The similarities between the repression faced by Du Bois and Robeson then and the repression against organizations like the APSP now are striking. In both cases socialist organizers, who advocated for Black self-determination in the U.S., had visited a country Washington considered an enemy, advocated against U.S. imperialist war and aggression and presented documents charging the U.S. government with genocide against Black people.
It is clear that challenging U.S. imperialism, both by opposing military intervention abroad and fighting settler colonialism in the core by advocating for national self-determination of Black and Indigenous peoples, coupled with explicitly anti-capitalist and internationalist politics, is something the U.S. empire sees as a fundamental threat to itself.
International solidarity is the key
As the U.S./NATO proxy war in Ukraine grinds on and tensions between the U.S. and China are reaching a recent all-time high, while conditions for workers inside the U.S. deteriorate, the need for solidarity with groups like the APSP and activists targeted for international solidarity work becomes more critical.
Many more workers are starting to understand that U.S. wars and sanctions do not benefit them and solely serve to maintain U.S. imperialist hegemony to the benefit of capitalist exploiters. Trillions of dollars are spent on imperialist wars and occupations, while workers and oppressed people go hungry, unhoused, unemployed and sick.
Maintaining international connections with workers’ movements in countries like Cuba and others is an indispensable tool for our class to learn from and unite with workers around the world, who are fighting with us against a common enemy. We must not let harassment, threats and bogus charges frighten the anti-imperialist movement. We must staunchly support activists facing repression.

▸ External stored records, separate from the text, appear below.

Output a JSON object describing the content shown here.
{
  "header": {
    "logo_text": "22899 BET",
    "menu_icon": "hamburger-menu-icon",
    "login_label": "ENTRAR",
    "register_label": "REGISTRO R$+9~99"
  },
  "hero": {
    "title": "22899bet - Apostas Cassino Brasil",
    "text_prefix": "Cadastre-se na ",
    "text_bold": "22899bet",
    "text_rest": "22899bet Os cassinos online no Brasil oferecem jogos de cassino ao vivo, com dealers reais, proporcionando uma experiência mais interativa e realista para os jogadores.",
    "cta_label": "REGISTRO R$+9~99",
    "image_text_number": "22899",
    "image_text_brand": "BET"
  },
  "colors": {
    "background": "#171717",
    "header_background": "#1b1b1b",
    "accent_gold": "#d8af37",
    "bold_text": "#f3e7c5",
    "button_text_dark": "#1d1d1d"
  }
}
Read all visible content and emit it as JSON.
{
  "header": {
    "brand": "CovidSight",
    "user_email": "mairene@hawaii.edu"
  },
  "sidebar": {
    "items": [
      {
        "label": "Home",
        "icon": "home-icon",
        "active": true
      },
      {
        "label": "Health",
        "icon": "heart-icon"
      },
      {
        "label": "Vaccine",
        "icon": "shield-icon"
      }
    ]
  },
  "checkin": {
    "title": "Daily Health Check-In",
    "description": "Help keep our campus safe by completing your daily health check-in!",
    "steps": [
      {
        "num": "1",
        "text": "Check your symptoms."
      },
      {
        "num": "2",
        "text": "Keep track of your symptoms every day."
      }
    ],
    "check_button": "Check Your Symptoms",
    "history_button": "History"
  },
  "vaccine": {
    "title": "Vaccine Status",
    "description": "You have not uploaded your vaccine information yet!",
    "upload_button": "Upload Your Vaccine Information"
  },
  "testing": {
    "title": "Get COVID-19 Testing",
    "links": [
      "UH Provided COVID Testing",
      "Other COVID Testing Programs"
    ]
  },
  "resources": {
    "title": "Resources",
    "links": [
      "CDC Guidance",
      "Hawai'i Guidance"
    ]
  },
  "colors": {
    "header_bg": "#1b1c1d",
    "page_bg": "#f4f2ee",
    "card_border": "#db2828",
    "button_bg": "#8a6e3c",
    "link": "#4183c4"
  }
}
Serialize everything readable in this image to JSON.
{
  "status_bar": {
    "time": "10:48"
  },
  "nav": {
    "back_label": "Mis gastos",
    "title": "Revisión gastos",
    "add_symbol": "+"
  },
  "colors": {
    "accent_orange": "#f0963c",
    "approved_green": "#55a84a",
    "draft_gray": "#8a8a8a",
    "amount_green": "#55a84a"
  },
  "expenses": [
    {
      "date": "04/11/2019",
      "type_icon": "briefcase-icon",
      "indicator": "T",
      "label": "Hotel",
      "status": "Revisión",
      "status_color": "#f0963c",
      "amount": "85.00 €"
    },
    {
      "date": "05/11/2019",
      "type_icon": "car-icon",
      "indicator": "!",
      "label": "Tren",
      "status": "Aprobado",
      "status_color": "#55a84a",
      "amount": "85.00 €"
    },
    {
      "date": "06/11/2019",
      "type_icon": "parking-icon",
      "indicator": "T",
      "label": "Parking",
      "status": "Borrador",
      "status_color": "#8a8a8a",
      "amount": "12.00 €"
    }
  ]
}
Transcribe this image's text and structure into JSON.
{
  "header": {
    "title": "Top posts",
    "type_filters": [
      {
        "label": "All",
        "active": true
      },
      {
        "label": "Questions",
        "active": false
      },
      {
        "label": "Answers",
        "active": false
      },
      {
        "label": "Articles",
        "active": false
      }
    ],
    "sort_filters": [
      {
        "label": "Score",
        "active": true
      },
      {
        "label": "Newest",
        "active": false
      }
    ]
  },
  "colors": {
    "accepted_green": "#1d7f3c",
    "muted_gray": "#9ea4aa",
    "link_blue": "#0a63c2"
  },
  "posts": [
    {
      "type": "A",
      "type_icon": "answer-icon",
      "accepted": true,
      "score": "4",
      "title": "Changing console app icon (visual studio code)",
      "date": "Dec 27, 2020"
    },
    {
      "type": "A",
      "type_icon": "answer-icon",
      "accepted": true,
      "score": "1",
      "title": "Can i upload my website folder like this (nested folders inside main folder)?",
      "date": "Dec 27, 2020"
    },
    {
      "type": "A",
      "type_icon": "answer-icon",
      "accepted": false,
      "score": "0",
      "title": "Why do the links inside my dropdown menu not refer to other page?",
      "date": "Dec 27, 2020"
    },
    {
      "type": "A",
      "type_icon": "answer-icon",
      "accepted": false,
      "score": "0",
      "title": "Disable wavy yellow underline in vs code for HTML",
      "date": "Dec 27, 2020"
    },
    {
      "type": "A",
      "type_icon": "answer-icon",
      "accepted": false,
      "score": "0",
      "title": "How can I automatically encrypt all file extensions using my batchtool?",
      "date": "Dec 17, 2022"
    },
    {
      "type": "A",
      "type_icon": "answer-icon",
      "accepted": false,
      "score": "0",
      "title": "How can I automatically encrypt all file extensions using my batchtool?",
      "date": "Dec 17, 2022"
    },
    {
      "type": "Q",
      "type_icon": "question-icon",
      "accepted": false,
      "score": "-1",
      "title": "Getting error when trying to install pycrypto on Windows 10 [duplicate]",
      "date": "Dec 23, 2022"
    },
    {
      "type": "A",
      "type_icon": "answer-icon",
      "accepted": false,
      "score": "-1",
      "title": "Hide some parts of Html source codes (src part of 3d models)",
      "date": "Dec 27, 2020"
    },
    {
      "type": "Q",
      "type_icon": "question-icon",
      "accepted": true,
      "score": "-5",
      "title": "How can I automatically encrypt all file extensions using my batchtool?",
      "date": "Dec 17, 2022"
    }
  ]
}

Drop all charges against APSP and Uhuru Movement! End the blockade against Cuba! No more sanctions! No to the U.S./NATO proxy war in Ukraine! Abolish NATO! Reparations and self-determination for Black, Brown and Indigenous peoples now!